The problem: When a line of the entries contains the word "localhost", report that line.

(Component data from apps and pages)
[Start of Attachment]
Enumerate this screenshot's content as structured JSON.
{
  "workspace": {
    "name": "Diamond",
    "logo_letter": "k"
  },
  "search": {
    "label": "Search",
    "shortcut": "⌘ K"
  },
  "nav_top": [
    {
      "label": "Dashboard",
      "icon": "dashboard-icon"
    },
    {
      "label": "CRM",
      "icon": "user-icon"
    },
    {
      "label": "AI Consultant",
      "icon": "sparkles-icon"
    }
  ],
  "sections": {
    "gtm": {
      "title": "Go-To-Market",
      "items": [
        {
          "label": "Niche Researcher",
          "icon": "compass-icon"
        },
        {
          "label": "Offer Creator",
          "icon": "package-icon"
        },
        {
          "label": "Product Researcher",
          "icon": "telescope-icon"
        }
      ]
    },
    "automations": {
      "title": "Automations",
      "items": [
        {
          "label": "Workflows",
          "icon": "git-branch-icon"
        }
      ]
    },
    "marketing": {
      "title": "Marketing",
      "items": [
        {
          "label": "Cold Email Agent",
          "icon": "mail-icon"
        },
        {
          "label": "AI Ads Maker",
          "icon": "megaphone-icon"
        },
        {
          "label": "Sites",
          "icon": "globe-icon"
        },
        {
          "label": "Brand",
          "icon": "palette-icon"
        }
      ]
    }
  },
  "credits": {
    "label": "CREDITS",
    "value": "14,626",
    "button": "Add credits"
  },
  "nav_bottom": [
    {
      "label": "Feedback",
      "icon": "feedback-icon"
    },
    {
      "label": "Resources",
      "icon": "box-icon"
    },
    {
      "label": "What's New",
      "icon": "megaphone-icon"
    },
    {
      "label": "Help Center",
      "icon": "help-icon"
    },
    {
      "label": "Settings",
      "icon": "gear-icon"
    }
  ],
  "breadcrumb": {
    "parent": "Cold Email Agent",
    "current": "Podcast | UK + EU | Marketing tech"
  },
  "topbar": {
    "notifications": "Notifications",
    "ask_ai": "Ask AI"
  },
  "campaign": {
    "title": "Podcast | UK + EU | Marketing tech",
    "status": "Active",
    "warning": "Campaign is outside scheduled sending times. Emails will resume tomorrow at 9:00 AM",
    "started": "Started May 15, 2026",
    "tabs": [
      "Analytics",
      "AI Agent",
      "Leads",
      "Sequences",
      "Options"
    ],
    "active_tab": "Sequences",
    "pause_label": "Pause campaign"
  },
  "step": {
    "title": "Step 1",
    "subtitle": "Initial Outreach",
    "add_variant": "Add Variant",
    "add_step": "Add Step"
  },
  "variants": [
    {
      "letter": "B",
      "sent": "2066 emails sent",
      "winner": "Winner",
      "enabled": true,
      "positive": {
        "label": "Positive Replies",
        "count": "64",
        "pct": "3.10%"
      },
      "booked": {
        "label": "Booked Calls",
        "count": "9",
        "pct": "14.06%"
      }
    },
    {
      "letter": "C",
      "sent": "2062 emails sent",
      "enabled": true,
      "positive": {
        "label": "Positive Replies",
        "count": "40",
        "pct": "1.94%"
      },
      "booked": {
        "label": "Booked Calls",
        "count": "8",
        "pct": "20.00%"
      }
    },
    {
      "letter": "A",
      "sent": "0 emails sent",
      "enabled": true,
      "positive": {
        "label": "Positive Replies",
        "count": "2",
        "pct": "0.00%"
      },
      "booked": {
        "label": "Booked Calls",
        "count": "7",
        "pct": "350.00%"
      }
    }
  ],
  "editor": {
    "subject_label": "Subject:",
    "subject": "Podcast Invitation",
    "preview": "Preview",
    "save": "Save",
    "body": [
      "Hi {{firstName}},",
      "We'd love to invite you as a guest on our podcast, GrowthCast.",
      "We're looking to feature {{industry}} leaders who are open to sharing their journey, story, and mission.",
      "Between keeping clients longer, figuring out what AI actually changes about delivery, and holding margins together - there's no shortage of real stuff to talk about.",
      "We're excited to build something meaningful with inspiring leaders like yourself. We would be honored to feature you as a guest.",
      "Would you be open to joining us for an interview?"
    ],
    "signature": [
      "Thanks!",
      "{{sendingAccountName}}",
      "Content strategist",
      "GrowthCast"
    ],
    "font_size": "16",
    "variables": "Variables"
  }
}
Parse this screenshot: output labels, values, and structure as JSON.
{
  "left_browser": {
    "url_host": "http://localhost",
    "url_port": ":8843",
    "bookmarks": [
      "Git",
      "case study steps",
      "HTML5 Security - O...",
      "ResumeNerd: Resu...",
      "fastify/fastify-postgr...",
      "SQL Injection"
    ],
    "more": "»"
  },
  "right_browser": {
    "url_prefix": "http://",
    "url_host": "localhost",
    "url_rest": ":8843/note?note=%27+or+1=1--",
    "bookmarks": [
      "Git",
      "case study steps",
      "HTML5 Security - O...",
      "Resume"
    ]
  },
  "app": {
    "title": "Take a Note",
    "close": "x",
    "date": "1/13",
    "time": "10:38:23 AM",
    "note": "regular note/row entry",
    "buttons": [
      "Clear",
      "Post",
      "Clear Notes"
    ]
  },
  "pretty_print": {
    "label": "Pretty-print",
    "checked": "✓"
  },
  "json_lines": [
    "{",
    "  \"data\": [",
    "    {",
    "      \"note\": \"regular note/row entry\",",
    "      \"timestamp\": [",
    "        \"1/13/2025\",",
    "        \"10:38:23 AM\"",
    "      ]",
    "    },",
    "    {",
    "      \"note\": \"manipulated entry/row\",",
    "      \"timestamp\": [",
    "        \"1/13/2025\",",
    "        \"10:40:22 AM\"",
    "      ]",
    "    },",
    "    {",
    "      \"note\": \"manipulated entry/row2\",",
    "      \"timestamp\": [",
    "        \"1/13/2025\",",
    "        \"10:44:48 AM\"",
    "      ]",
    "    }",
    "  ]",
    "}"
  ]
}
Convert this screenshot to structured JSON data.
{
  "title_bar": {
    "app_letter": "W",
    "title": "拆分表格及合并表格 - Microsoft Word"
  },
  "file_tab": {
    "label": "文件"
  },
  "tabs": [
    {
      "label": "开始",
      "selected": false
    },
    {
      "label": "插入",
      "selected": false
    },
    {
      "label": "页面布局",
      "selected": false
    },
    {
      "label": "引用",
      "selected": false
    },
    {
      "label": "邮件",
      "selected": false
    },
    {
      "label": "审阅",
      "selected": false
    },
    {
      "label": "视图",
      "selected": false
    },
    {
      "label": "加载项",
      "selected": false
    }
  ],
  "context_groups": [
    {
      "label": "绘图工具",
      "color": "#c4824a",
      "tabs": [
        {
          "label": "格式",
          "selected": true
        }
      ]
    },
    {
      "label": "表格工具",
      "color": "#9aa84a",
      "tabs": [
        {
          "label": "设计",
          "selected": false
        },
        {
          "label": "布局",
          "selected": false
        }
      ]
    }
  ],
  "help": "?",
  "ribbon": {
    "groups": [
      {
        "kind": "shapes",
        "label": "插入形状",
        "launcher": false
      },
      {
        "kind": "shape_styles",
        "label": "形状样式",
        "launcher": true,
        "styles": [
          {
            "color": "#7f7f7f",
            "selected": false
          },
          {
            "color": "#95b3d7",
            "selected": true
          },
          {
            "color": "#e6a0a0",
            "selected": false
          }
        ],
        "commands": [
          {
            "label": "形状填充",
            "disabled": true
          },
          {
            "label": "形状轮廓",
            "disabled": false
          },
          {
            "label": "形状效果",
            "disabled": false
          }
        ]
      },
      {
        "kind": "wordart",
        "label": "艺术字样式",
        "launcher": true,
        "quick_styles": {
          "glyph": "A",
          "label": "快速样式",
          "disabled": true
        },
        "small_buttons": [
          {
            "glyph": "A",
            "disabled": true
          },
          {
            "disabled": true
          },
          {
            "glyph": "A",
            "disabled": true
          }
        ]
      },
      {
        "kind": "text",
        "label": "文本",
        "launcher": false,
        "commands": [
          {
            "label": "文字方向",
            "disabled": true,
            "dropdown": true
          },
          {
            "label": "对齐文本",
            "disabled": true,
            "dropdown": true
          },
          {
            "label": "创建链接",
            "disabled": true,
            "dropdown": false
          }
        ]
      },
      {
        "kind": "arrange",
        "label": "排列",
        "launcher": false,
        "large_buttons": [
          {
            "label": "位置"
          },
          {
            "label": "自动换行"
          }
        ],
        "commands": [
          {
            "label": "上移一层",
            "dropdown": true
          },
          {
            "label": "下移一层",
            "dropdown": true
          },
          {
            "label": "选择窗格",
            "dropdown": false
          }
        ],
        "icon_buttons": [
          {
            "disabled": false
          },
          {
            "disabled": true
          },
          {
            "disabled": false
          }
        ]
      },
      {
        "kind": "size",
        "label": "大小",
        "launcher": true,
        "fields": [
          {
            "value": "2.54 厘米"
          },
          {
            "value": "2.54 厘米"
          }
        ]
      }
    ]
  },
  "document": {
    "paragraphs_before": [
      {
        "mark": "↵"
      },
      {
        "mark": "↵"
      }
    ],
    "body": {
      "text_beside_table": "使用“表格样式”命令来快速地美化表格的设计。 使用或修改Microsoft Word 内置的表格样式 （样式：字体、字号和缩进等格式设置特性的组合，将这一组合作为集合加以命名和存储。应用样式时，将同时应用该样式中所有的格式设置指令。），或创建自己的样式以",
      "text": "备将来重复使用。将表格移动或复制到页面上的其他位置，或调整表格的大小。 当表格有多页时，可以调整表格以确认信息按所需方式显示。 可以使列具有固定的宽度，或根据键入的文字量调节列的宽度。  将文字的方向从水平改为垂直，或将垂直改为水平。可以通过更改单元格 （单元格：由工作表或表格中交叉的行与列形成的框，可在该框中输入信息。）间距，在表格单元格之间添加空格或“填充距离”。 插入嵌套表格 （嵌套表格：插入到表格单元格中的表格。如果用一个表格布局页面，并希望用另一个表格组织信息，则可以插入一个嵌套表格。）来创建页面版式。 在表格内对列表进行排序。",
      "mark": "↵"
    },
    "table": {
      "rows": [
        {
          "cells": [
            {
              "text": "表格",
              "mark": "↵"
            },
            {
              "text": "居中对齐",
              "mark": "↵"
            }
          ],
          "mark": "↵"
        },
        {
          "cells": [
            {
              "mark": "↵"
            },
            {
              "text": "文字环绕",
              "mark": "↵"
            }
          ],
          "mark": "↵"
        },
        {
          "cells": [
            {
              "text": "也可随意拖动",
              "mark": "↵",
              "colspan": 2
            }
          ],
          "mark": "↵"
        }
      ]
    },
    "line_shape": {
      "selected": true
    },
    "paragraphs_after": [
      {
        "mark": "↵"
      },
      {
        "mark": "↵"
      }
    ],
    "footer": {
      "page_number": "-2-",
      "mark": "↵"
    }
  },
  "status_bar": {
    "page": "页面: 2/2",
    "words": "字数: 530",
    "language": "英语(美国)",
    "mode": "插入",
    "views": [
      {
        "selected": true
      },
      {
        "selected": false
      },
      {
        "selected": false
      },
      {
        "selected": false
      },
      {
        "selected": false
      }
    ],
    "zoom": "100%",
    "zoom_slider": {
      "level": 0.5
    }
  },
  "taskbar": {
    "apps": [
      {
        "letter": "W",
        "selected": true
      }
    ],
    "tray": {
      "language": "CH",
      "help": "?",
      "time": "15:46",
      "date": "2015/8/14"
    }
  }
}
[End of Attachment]
Solved exercise:
    "url_host": "http://localhost",
    "url_host": "localhost",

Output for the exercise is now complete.